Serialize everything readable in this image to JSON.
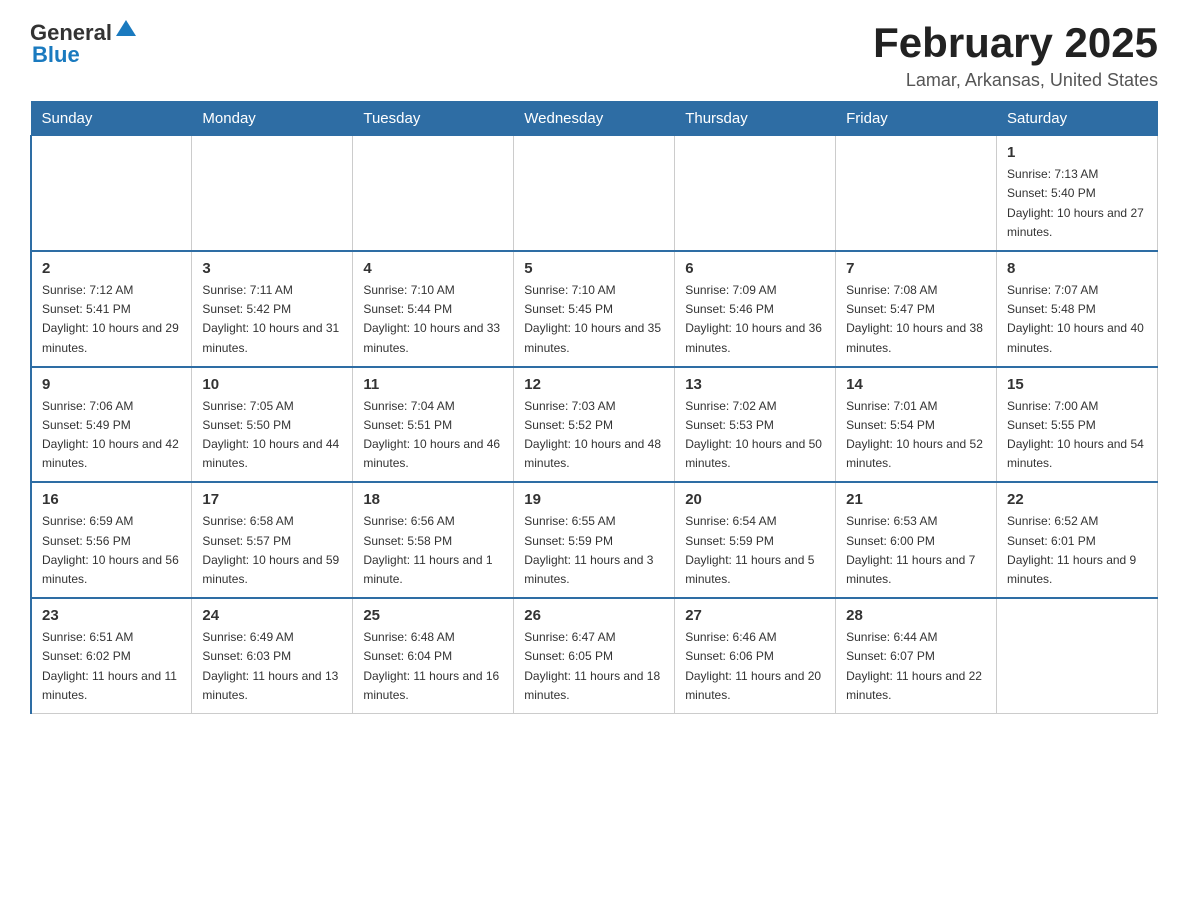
{
  "header": {
    "logo_general": "General",
    "logo_blue": "Blue",
    "title": "February 2025",
    "location": "Lamar, Arkansas, United States"
  },
  "days_of_week": [
    "Sunday",
    "Monday",
    "Tuesday",
    "Wednesday",
    "Thursday",
    "Friday",
    "Saturday"
  ],
  "weeks": [
    [
      {
        "day": "",
        "sunrise": "",
        "sunset": "",
        "daylight": ""
      },
      {
        "day": "",
        "sunrise": "",
        "sunset": "",
        "daylight": ""
      },
      {
        "day": "",
        "sunrise": "",
        "sunset": "",
        "daylight": ""
      },
      {
        "day": "",
        "sunrise": "",
        "sunset": "",
        "daylight": ""
      },
      {
        "day": "",
        "sunrise": "",
        "sunset": "",
        "daylight": ""
      },
      {
        "day": "",
        "sunrise": "",
        "sunset": "",
        "daylight": ""
      },
      {
        "day": "1",
        "sunrise": "Sunrise: 7:13 AM",
        "sunset": "Sunset: 5:40 PM",
        "daylight": "Daylight: 10 hours and 27 minutes."
      }
    ],
    [
      {
        "day": "2",
        "sunrise": "Sunrise: 7:12 AM",
        "sunset": "Sunset: 5:41 PM",
        "daylight": "Daylight: 10 hours and 29 minutes."
      },
      {
        "day": "3",
        "sunrise": "Sunrise: 7:11 AM",
        "sunset": "Sunset: 5:42 PM",
        "daylight": "Daylight: 10 hours and 31 minutes."
      },
      {
        "day": "4",
        "sunrise": "Sunrise: 7:10 AM",
        "sunset": "Sunset: 5:44 PM",
        "daylight": "Daylight: 10 hours and 33 minutes."
      },
      {
        "day": "5",
        "sunrise": "Sunrise: 7:10 AM",
        "sunset": "Sunset: 5:45 PM",
        "daylight": "Daylight: 10 hours and 35 minutes."
      },
      {
        "day": "6",
        "sunrise": "Sunrise: 7:09 AM",
        "sunset": "Sunset: 5:46 PM",
        "daylight": "Daylight: 10 hours and 36 minutes."
      },
      {
        "day": "7",
        "sunrise": "Sunrise: 7:08 AM",
        "sunset": "Sunset: 5:47 PM",
        "daylight": "Daylight: 10 hours and 38 minutes."
      },
      {
        "day": "8",
        "sunrise": "Sunrise: 7:07 AM",
        "sunset": "Sunset: 5:48 PM",
        "daylight": "Daylight: 10 hours and 40 minutes."
      }
    ],
    [
      {
        "day": "9",
        "sunrise": "Sunrise: 7:06 AM",
        "sunset": "Sunset: 5:49 PM",
        "daylight": "Daylight: 10 hours and 42 minutes."
      },
      {
        "day": "10",
        "sunrise": "Sunrise: 7:05 AM",
        "sunset": "Sunset: 5:50 PM",
        "daylight": "Daylight: 10 hours and 44 minutes."
      },
      {
        "day": "11",
        "sunrise": "Sunrise: 7:04 AM",
        "sunset": "Sunset: 5:51 PM",
        "daylight": "Daylight: 10 hours and 46 minutes."
      },
      {
        "day": "12",
        "sunrise": "Sunrise: 7:03 AM",
        "sunset": "Sunset: 5:52 PM",
        "daylight": "Daylight: 10 hours and 48 minutes."
      },
      {
        "day": "13",
        "sunrise": "Sunrise: 7:02 AM",
        "sunset": "Sunset: 5:53 PM",
        "daylight": "Daylight: 10 hours and 50 minutes."
      },
      {
        "day": "14",
        "sunrise": "Sunrise: 7:01 AM",
        "sunset": "Sunset: 5:54 PM",
        "daylight": "Daylight: 10 hours and 52 minutes."
      },
      {
        "day": "15",
        "sunrise": "Sunrise: 7:00 AM",
        "sunset": "Sunset: 5:55 PM",
        "daylight": "Daylight: 10 hours and 54 minutes."
      }
    ],
    [
      {
        "day": "16",
        "sunrise": "Sunrise: 6:59 AM",
        "sunset": "Sunset: 5:56 PM",
        "daylight": "Daylight: 10 hours and 56 minutes."
      },
      {
        "day": "17",
        "sunrise": "Sunrise: 6:58 AM",
        "sunset": "Sunset: 5:57 PM",
        "daylight": "Daylight: 10 hours and 59 minutes."
      },
      {
        "day": "18",
        "sunrise": "Sunrise: 6:56 AM",
        "sunset": "Sunset: 5:58 PM",
        "daylight": "Daylight: 11 hours and 1 minute."
      },
      {
        "day": "19",
        "sunrise": "Sunrise: 6:55 AM",
        "sunset": "Sunset: 5:59 PM",
        "daylight": "Daylight: 11 hours and 3 minutes."
      },
      {
        "day": "20",
        "sunrise": "Sunrise: 6:54 AM",
        "sunset": "Sunset: 5:59 PM",
        "daylight": "Daylight: 11 hours and 5 minutes."
      },
      {
        "day": "21",
        "sunrise": "Sunrise: 6:53 AM",
        "sunset": "Sunset: 6:00 PM",
        "daylight": "Daylight: 11 hours and 7 minutes."
      },
      {
        "day": "22",
        "sunrise": "Sunrise: 6:52 AM",
        "sunset": "Sunset: 6:01 PM",
        "daylight": "Daylight: 11 hours and 9 minutes."
      }
    ],
    [
      {
        "day": "23",
        "sunrise": "Sunrise: 6:51 AM",
        "sunset": "Sunset: 6:02 PM",
        "daylight": "Daylight: 11 hours and 11 minutes."
      },
      {
        "day": "24",
        "sunrise": "Sunrise: 6:49 AM",
        "sunset": "Sunset: 6:03 PM",
        "daylight": "Daylight: 11 hours and 13 minutes."
      },
      {
        "day": "25",
        "sunrise": "Sunrise: 6:48 AM",
        "sunset": "Sunset: 6:04 PM",
        "daylight": "Daylight: 11 hours and 16 minutes."
      },
      {
        "day": "26",
        "sunrise": "Sunrise: 6:47 AM",
        "sunset": "Sunset: 6:05 PM",
        "daylight": "Daylight: 11 hours and 18 minutes."
      },
      {
        "day": "27",
        "sunrise": "Sunrise: 6:46 AM",
        "sunset": "Sunset: 6:06 PM",
        "daylight": "Daylight: 11 hours and 20 minutes."
      },
      {
        "day": "28",
        "sunrise": "Sunrise: 6:44 AM",
        "sunset": "Sunset: 6:07 PM",
        "daylight": "Daylight: 11 hours and 22 minutes."
      },
      {
        "day": "",
        "sunrise": "",
        "sunset": "",
        "daylight": ""
      }
    ]
  ]
}
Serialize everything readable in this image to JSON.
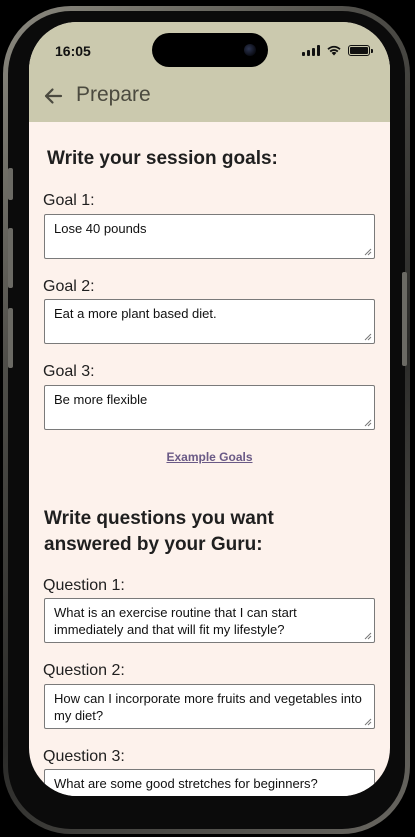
{
  "status_bar": {
    "time": "16:05",
    "icons": [
      "signal-icon",
      "wifi-icon",
      "battery-icon"
    ]
  },
  "app_bar": {
    "back_icon": "arrow-left-icon",
    "title": "Prepare",
    "background": "#cbc9ae"
  },
  "goals_section": {
    "title": "Write your session goals:",
    "goals": [
      {
        "label": "Goal 1:",
        "value": "Lose 40 pounds"
      },
      {
        "label": "Goal 2:",
        "value": "Eat a more plant based diet."
      },
      {
        "label": "Goal 3:",
        "value": "Be more flexible"
      }
    ],
    "example_link": "Example Goals"
  },
  "questions_section": {
    "title": "Write questions you want answered by your Guru:",
    "questions": [
      {
        "label": "Question 1:",
        "value": "What is an exercise routine that I can start immediately and that will fit my lifestyle?"
      },
      {
        "label": "Question 2:",
        "value": "How can I incorporate more fruits and vegetables into my diet?"
      },
      {
        "label": "Question 3:",
        "value": "What are some good stretches for beginners?"
      }
    ]
  },
  "colors": {
    "page_background": "#fdf2ec",
    "link": "#6a5a86"
  }
}
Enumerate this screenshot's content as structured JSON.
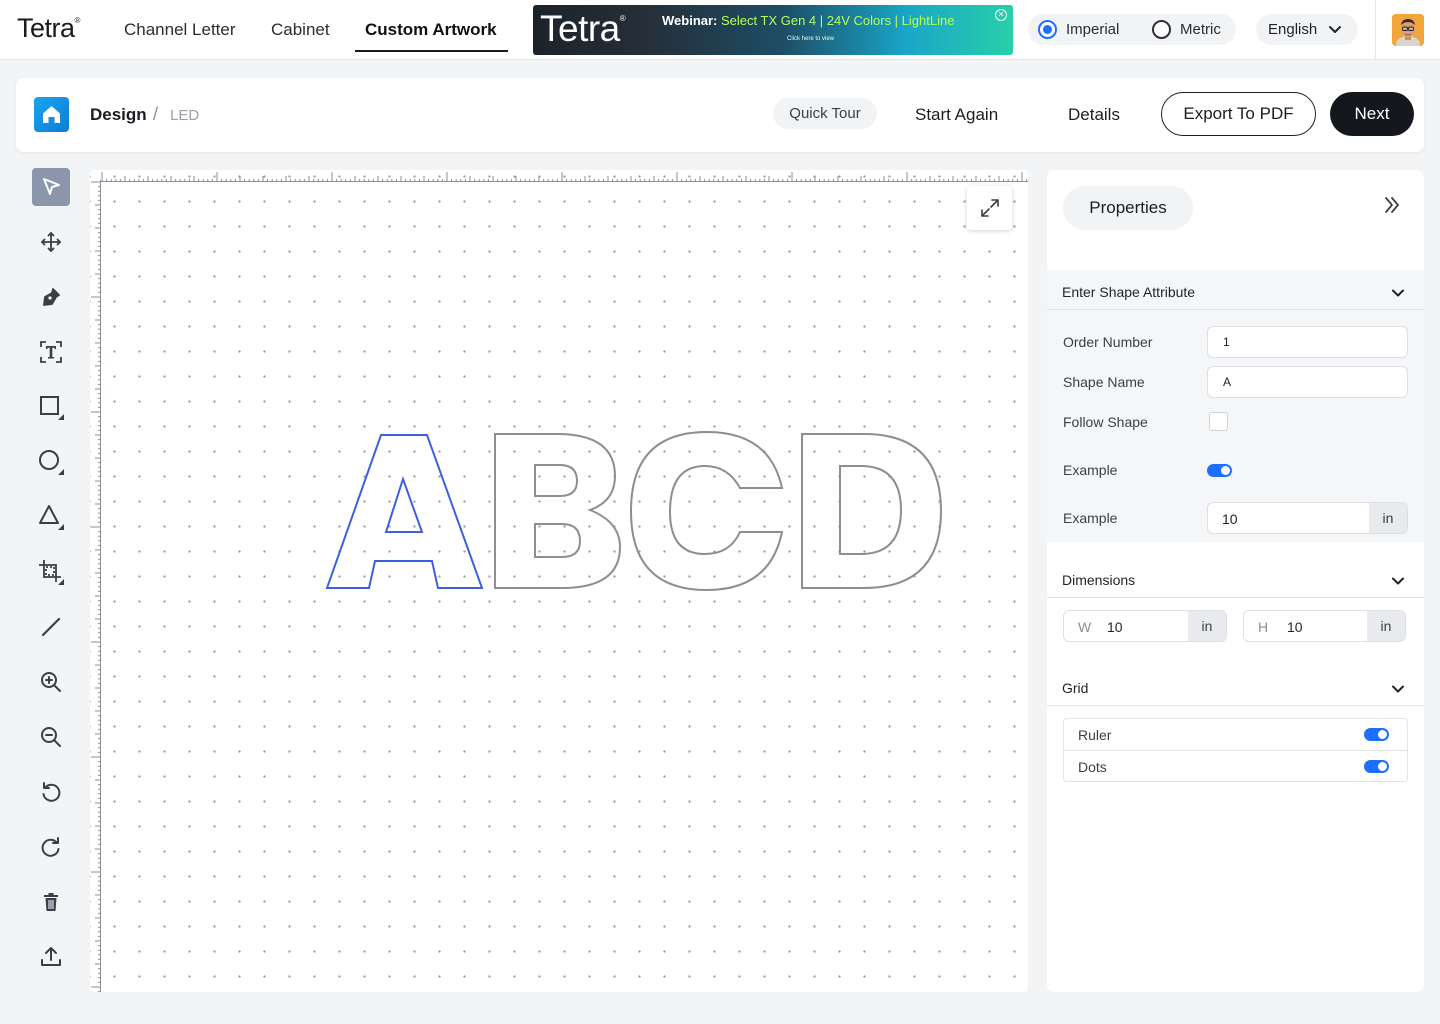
{
  "app": {
    "logo": "Tetra",
    "logo_mark": "®"
  },
  "nav": {
    "tabs": [
      {
        "label": "Channel Letter"
      },
      {
        "label": "Cabinet"
      },
      {
        "label": "Custom Artwork",
        "active": true
      }
    ]
  },
  "banner": {
    "brand": "Tetra",
    "brand_mark": "®",
    "title_prefix": "Webinar:",
    "title_highlight": "Select TX Gen 4 | 24V Colors | LightLine",
    "subtitle": "Click here to view",
    "close_glyph": "✕"
  },
  "units": {
    "options": [
      {
        "label": "Imperial",
        "selected": true
      },
      {
        "label": "Metric",
        "selected": false
      }
    ]
  },
  "language": {
    "selected": "English"
  },
  "header": {
    "breadcrumb": {
      "root": "Design",
      "separator": "/",
      "current": "LED"
    },
    "quick_tour": "Quick Tour",
    "start_again": "Start Again",
    "details": "Details",
    "export": "Export To PDF",
    "next": "Next"
  },
  "toolbar": {
    "tools": [
      {
        "icon": "pointer-icon",
        "active": true
      },
      {
        "icon": "move-icon"
      },
      {
        "icon": "pen-icon"
      },
      {
        "icon": "text-icon"
      },
      {
        "icon": "rectangle-icon"
      },
      {
        "icon": "circle-icon"
      },
      {
        "icon": "triangle-icon"
      },
      {
        "icon": "crop-icon"
      },
      {
        "icon": "line-icon"
      },
      {
        "icon": "zoom-in-icon"
      },
      {
        "icon": "zoom-out-icon"
      },
      {
        "icon": "undo-icon"
      },
      {
        "icon": "redo-icon"
      },
      {
        "icon": "trash-icon"
      },
      {
        "icon": "upload-icon"
      }
    ]
  },
  "canvas": {
    "artwork_text": "ABCD",
    "selected_letter": "A",
    "selection_color": "#3d5fe0",
    "outline_color": "#8e8e8e",
    "ruler": true,
    "dots": true
  },
  "panel": {
    "tab": "Properties",
    "shape_attribute": {
      "title": "Enter Shape Attribute",
      "order_number_label": "Order Number",
      "order_number_value": "1",
      "shape_name_label": "Shape Name",
      "shape_name_value": "A",
      "follow_shape_label": "Follow Shape",
      "follow_shape_checked": false,
      "example_toggle_label": "Example",
      "example_toggle_on": true,
      "example_input_label": "Example",
      "example_input_value": "10",
      "example_input_unit": "in"
    },
    "dimensions": {
      "title": "Dimensions",
      "w_prefix": "W",
      "w_value": "10",
      "w_unit": "in",
      "h_prefix": "H",
      "h_value": "10",
      "h_unit": "in"
    },
    "grid": {
      "title": "Grid",
      "ruler_label": "Ruler",
      "ruler_on": true,
      "dots_label": "Dots",
      "dots_on": true
    }
  },
  "colors": {
    "accent": "#1f6fff",
    "primary_button": "#14171b",
    "tool_active": "#8b95ac"
  }
}
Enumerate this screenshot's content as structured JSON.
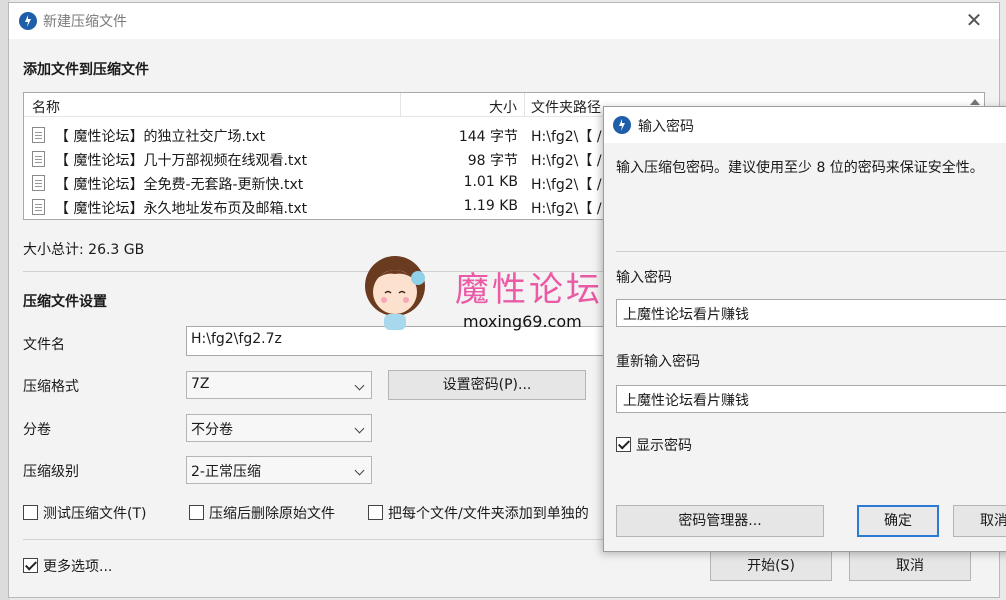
{
  "main_window": {
    "title": "新建压缩文件",
    "close_glyph": "✕",
    "add_files_heading": "添加文件到压缩文件",
    "columns": {
      "name": "名称",
      "size": "大小",
      "folder": "文件夹路径"
    },
    "files": [
      {
        "name": "【 魔性论坛】的独立社交广场.txt",
        "size": "144 字节",
        "path": "H:\\fg2\\【 /"
      },
      {
        "name": "【 魔性论坛】几十万部视频在线观看.txt",
        "size": "98 字节",
        "path": "H:\\fg2\\【 /"
      },
      {
        "name": "【 魔性论坛】全免费-无套路-更新快.txt",
        "size": "1.01 KB",
        "path": "H:\\fg2\\【 /"
      },
      {
        "name": "【 魔性论坛】永久地址发布页及邮箱.txt",
        "size": "1.19 KB",
        "path": "H:\\fg2\\【 /"
      }
    ],
    "total_size": "大小总计: 26.3 GB",
    "settings_heading": "压缩文件设置",
    "filename_label": "文件名",
    "filename_value": "H:\\fg2\\fg2.7z",
    "format_label": "压缩格式",
    "format_value": "7Z",
    "set_password_button": "设置密码(P)...",
    "split_label": "分卷",
    "split_value": "不分卷",
    "level_label": "压缩级别",
    "level_value": "2-正常压缩",
    "test_archive": "测试压缩文件(T)",
    "delete_after": "压缩后删除原始文件",
    "add_each_separately": "把每个文件/文件夹添加到单独的",
    "more_options": "更多选项...",
    "more_options_checked": true,
    "start_button": "开始(S)",
    "cancel_button": "取消"
  },
  "password_dialog": {
    "title": "输入密码",
    "description": "输入压缩包密码。建议使用至少 8 位的密码来保证安全性。",
    "enter_label": "输入密码",
    "enter_value": "上魔性论坛看片赚钱",
    "reenter_label": "重新输入密码",
    "reenter_value": "上魔性论坛看片赚钱",
    "show_password": "显示密码",
    "show_password_checked": true,
    "manager_button": "密码管理器...",
    "ok_button": "确定",
    "cancel_button": "取消"
  },
  "watermark": {
    "text": "魔性论坛",
    "url": "moxing69.com"
  },
  "colors": {
    "app_icon": "#1f5ea8",
    "watermark_pink": "#ea5aa5",
    "focus_border": "#2a7ad6"
  }
}
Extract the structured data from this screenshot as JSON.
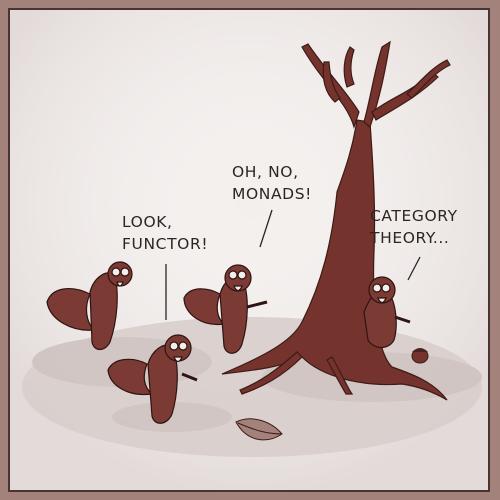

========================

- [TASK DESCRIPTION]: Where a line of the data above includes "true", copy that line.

- [RESULT FOR THIS TASK]:
        "active": true
        "selected": true
        "active": true
    "ruler": true,
    "dots": true
      "example_toggle_on": true,
      "ruler_on": true,
      "dots_on": true
    "more_options_checked": true,
    "show_password_checked": true,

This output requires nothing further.